There were some well-recorded accessable locations for this species. In particular, a group of trees at Sayer Road on the fringes of Darwin is being protected by TENPS (Top End Native Plants Society). I had also heard from a lady who had trees on her property a short distance away. Finally, I had been in contact with a cattle stockman from south of Mataranka (400km south of Darwin) who had some fruiting trees on his cattle station - this being outside the reported range for the species.
Notice at the Sayer Road site
GPS: -12.554711, 131.070255
Sayer Road: Notice how the trunks are bent and twisted and show damaged areas, possibly from past roadside vegetation cutting.
There is a lot of long, thin, thorny, whippy growth along which leaves are fairly sparse.

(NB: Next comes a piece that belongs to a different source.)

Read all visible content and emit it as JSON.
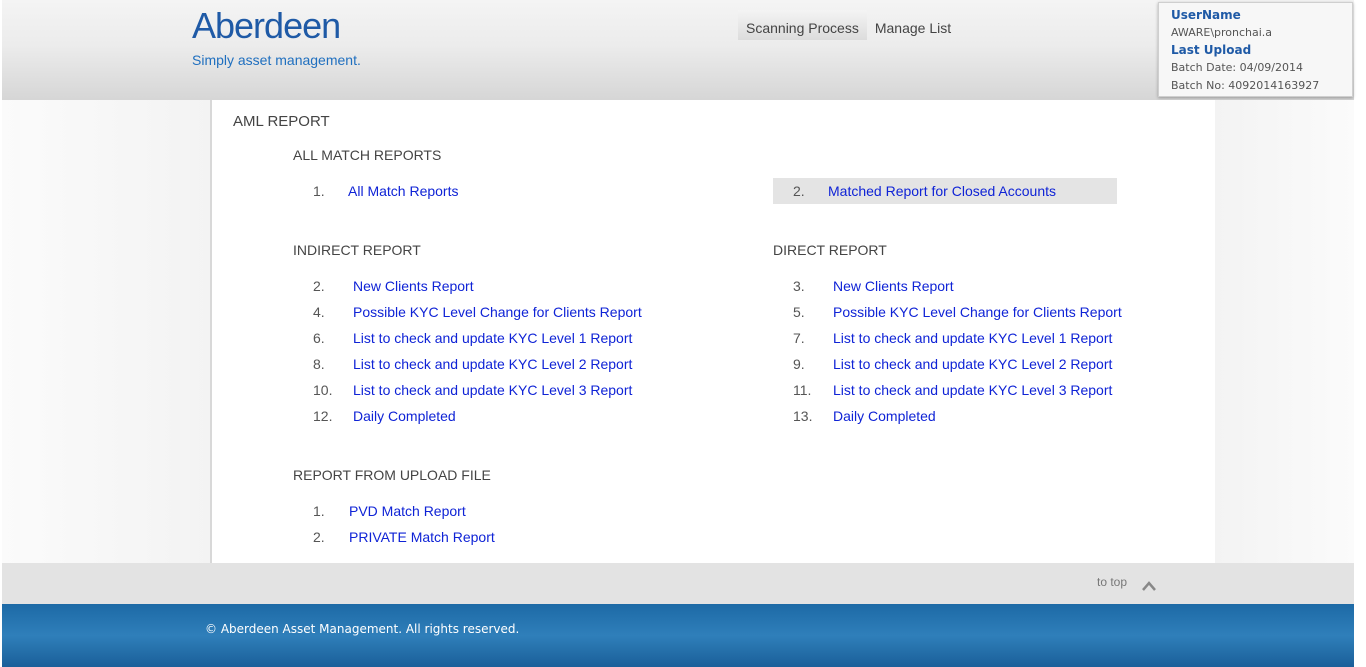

My first Darwin area visit was to the trees in Sayer Road. Near the junction with the Stuart Highway, they are in the remnant vegetation between the road and a fenced section of private land and consist of several trees up to about 4m tall. They have many criss-crossing spikey branchlets along much of the main stems and often much die-back. There are a number of small suckers, but also several dead plants. I could find no fruit or flowers. The leaves are generally fairly straight and narrow, but possibly with some slightly wider and willow-like at the topmost points.
My second Darwin area visit was to see some Citrus gracilis trees in Bees Creek Road, near the junction with Lowther Rd and less than a kilometre from the Sayer Rd group. The landowner, Sandra, was a member of the Top End 'Land for Wildlife' organisation and had carefully preserved the native flora for several decades. Some years ago she had contacted me to confirm the identification of C. gracilis. The trees here were growing in a much more forested environment and generally looked in better condition. Several had more substantial trunks about 10cms diameter, broader leaves and less of the whippy twig growth. New growth was often virtually thornless. Although Sandra said she had never seen fruit or flowers, I did manage to find one bud and one open flower - so I suspect fruits could be produced here.
10 cms diameter trunk
A single white bud
And one open flower
GPS: -12.556267, 131.060720
page created 25Nov16